● Exercise objective
Return only those lines of the records below in which "jtds" appears.
__________________________________________________
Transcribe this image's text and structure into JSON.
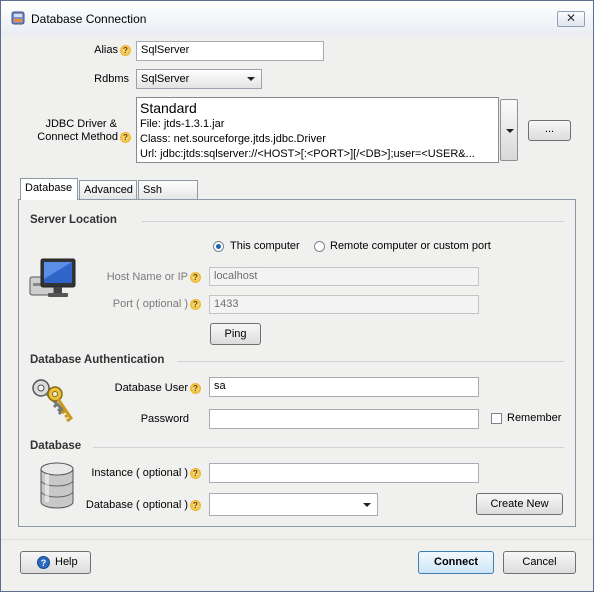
{
  "window": {
    "title": "Database Connection",
    "close_glyph": "✕"
  },
  "form": {
    "alias_label": "Alias",
    "alias_value": "SqlServer",
    "rdbms_label": "Rdbms",
    "rdbms_value": "SqlServer",
    "driver_label_line1": "JDBC Driver &",
    "driver_label_line2": "Connect Method",
    "driver": {
      "name": "Standard",
      "file": "File: jtds-1.3.1.jar",
      "class": "Class: net.sourceforge.jtds.jdbc.Driver",
      "url": "Url: jdbc:jtds:sqlserver://<HOST>[:<PORT>][/<DB>];user=<USER&..."
    },
    "browse_label": "..."
  },
  "tabs": [
    {
      "label": "Database",
      "active": true
    },
    {
      "label": "Advanced",
      "active": false
    },
    {
      "label": "Ssh Tunnel",
      "active": false
    }
  ],
  "server_location": {
    "heading": "Server Location",
    "this_computer": "This computer",
    "remote": "Remote computer or custom port",
    "selected": "this_computer",
    "host_label": "Host Name or IP",
    "host_value": "localhost",
    "port_label": "Port ( optional )",
    "port_value": "1433",
    "ping_label": "Ping"
  },
  "auth": {
    "heading": "Database Authentication",
    "user_label": "Database User",
    "user_value": "sa",
    "password_label": "Password",
    "password_value": "",
    "remember_label": "Remember",
    "remember_checked": false
  },
  "database": {
    "heading": "Database",
    "instance_label": "Instance ( optional )",
    "instance_value": "",
    "db_label": "Database ( optional )",
    "db_value": "",
    "create_new_label": "Create New"
  },
  "footer": {
    "help_label": "Help",
    "connect_label": "Connect",
    "cancel_label": "Cancel"
  },
  "colors": {
    "accent": "#1b62b8",
    "help_icon": "#e2a010",
    "window_bg": "#f0f0ef"
  },
  "help_glyph": "?"
}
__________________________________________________
● Task response
      "file": "File: jtds-1.3.1.jar",
      "class": "Class: net.sourceforge.jtds.jdbc.Driver",
      "url": "Url: jdbc:jtds:sqlserver://<HOST>[:<PORT>][/<DB>];user=<USER&..."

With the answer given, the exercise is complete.